Do you remember much of your childhood growing up in Tibet? In a way, my childhood is very, very difficult and I cannot put into words. Much of the world have no idea of that time. The one good thing is my father, mother and grandmother all very much believe in being loving and compassionate to others, you never hate others. This has kept me in a good place. For me, I see they have been through so much, so much, and for no reason or meaning, and yet they’re very compassionate. I was very lucky in that sense.
What did you want when you were young? I prayed to be a man and I wanted to grow as quickly as possible. I prayed quietly to myself. One day my grandmother and mother said, "Where did you learn the prayer?" They said, "Prayer isn’t something you can make yourself. You should say what we teach you." One day I told my mother and grandmother the truth: I want to become a man and grow as quickly as possible. They were very much shocked. Their eyes went wide. "Oh, you can’t say that!" It was very much like, "Oh lord, oh lord." [Laughs]
They asked what I wanted to do and I said if I cannot be a practitioner and learn this philosophy, I want to do something to help people and do things for other people. She said, "If you really, really mean it, you don’t pray to become man. It’s such a sin of a prayer.
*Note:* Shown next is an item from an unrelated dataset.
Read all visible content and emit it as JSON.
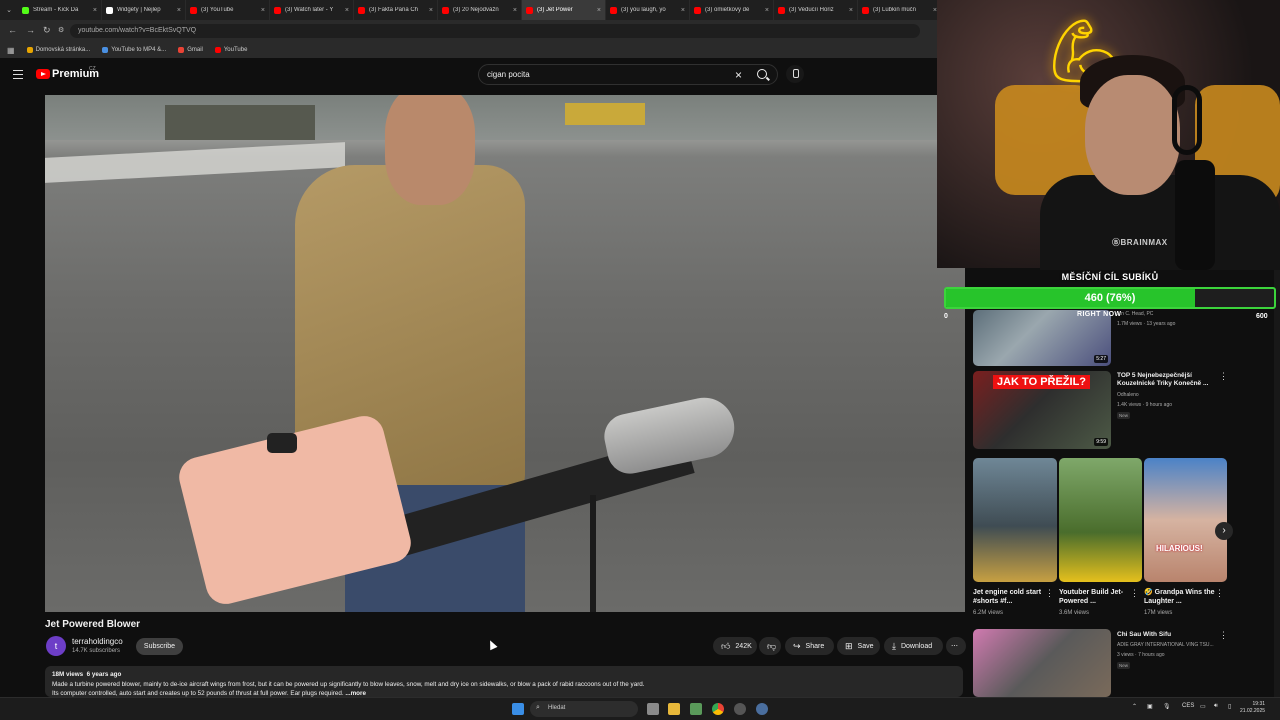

You are woman, which is very special." She explained some Buddhism things, so I understood and changed my prayer, but I had to promise her to sing. I always said, "I don’t want to. Everybody can sing." She said, "You have a gift. So you sing."
When you made the pilgrimage over the Himalayas to India, did you feel you were escaping Tibet? In a way, because you don’t know where you’re going, where you’ll land, and you packed a little bag and then you leave and then you never know when you return to the place you know, the place you love, your family.
And you had your baby son with you? Yes, and I was quite lucky and fortunate because many people don’t make that journey and we made it. We arrived in India and met the Dalai Lama and we’re very lucky.... You’re in Canada, right? The last time I was there was with Billy Corgan.
Really? Naturally, when someone thinks of Smashing Pumpkins and Billy Corgan, Tibetan devotional singer is a perfect match. What was that like? Some people said, "Oh no, Yungchen. It’s very different. Maybe it’s not so matching." But I just said, ‘"I’s a karma. I don’t believe in something matching or unmatching." It was very different from my audience. His audience, they come to see him, and of course it was very young children. It was quite surprising. One time he lost his voice and we were supposed to sing together and we had a big sign on the table, like, please do not talk, no questions, Billy has pneumonia, or something like that. But they talked and talked "Billy, do you remember this? Billy, what about this?" I don’t understand that part. Maybe they are young.
Looking back, how did Real World Records change your life? Peter Gabriel and all the Real World people are very kind. If it was just myself, people wouldn’t notice, but many people found out about my music through Real World. Peter made it easier for them [to find music] from all of these artists and talents. I really appreciate he supports my art and doesn’t judge me. Some CD companies, they tell you, "You do it our way." Peter doesn’t do that. He really lets you express your art. I was very lucky. Source: byAndrea Warner- CBC music